François Hollande (pictured) will no doubt be waking up to increased pressure to do more to boost growth, with market commentators sceptical about whether the socialist leader's current strategy will pay off.
'We doubt that the French approach, which lacks growth-oriented structural reforms and concentrates on higher direct taxes rather than indirect taxes or spending control, will achieve its deficit reduction goal,' warned Stephanie Kretz, part of the investment strategy team for private banking at Lombard Odier.
Rather than being 'absurd' and 'unfounded' - as France's economic and finance minister Pierre Moscovici put it - Kretz argues that 'bashing' French tactics is deserved as cutting spending would have offered Parisian policy makers a faster route to recovery than tax-focused adjustments.
'Unfortunately, the French budget takes the latter approach,' Kretz added.
While France no longer being held up as the strong arm of Europe may feel like something new, in fact it has failed to balance a budget since 1981, some 31 years, and if imbalances are not addressed it could languish further.
Moreover, French labour costs are also high, exports falling and the two are combining to create a 'substantial loss of combativeness', as warned by Moody's as it issued its single notch downgrade.
The slight reduction in France's 10-year borrowing costs to a record low of 2% and its notes selling at negative yields for the first time in the summer, are both undeniably welcome given the savings for the government.
But these were not enough to convince Moody's, which said it will keep a close eye on contagion migrating from the periphery to Europe's core.
France must do more
Barclays Capital believes that all of these forces will eventually culminate in France taking the necessary actions to get its debt to GDP ratio down from 90%, even if it has so far been slow to get off the starting block.
'The debate about structural reforms is gaining momentum and the government seems ready to step up on different fronts,' the bank's Philippe Gudin said.
'With plans underway in southern European countries to implement long awaited measures aimed at boosting competitiveness and potential growth, the focus is now shifting to the core,' he added, pointing out that since the beginning of the financial crisis there have been moves to reduce macroeconomic imbalances in a number of euro area countries, even if France has not - so far - followed suit.
Setting these hopes for reform to one side, it cannot be denied that France is lagging behind, Gudin cautioned, pointing out its leaders' slowness to react is largely down to domestic demand holding up fairly well so far.

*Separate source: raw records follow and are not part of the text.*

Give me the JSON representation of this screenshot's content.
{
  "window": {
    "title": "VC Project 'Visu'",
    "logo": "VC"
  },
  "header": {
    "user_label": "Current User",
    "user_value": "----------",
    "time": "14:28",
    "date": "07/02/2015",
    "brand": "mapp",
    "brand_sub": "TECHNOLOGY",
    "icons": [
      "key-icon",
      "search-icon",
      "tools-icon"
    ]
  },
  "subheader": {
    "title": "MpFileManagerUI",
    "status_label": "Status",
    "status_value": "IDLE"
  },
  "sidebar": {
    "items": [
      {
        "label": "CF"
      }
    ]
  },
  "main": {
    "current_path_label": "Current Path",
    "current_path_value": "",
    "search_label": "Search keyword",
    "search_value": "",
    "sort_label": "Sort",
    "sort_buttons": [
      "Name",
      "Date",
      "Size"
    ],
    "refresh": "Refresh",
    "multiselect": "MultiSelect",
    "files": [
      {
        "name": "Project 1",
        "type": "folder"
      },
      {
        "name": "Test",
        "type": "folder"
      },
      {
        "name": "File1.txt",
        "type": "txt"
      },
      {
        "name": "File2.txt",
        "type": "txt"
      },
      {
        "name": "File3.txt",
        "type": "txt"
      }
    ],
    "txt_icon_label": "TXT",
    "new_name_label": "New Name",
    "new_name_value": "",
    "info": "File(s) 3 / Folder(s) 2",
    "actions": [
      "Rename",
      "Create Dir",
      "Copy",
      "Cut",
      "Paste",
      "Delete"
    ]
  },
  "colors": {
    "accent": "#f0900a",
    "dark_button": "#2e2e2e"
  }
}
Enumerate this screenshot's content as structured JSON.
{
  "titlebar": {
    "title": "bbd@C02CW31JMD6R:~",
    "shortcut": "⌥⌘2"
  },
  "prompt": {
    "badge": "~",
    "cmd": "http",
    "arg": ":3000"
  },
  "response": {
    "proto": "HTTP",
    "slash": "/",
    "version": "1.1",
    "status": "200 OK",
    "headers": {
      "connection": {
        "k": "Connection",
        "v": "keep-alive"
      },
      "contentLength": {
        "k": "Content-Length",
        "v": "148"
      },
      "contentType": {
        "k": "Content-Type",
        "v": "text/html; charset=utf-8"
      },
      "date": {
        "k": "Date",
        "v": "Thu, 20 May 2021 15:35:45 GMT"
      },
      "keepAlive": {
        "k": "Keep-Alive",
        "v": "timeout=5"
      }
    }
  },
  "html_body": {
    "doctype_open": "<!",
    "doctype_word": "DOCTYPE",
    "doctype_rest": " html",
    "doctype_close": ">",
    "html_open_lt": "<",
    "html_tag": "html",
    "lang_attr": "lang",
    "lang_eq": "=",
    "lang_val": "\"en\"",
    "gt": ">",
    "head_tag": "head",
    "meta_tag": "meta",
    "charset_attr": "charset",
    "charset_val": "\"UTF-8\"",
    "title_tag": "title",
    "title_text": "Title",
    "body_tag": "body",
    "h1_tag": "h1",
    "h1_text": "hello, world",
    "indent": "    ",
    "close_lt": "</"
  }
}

He said that while growth could feasibly continue through to 2013, it will not last forever if France's politicians maintain this stance.
'The medium- to long-term outlook does not look bright given the structural weaknesses that need to be addressed,' Gudin warned.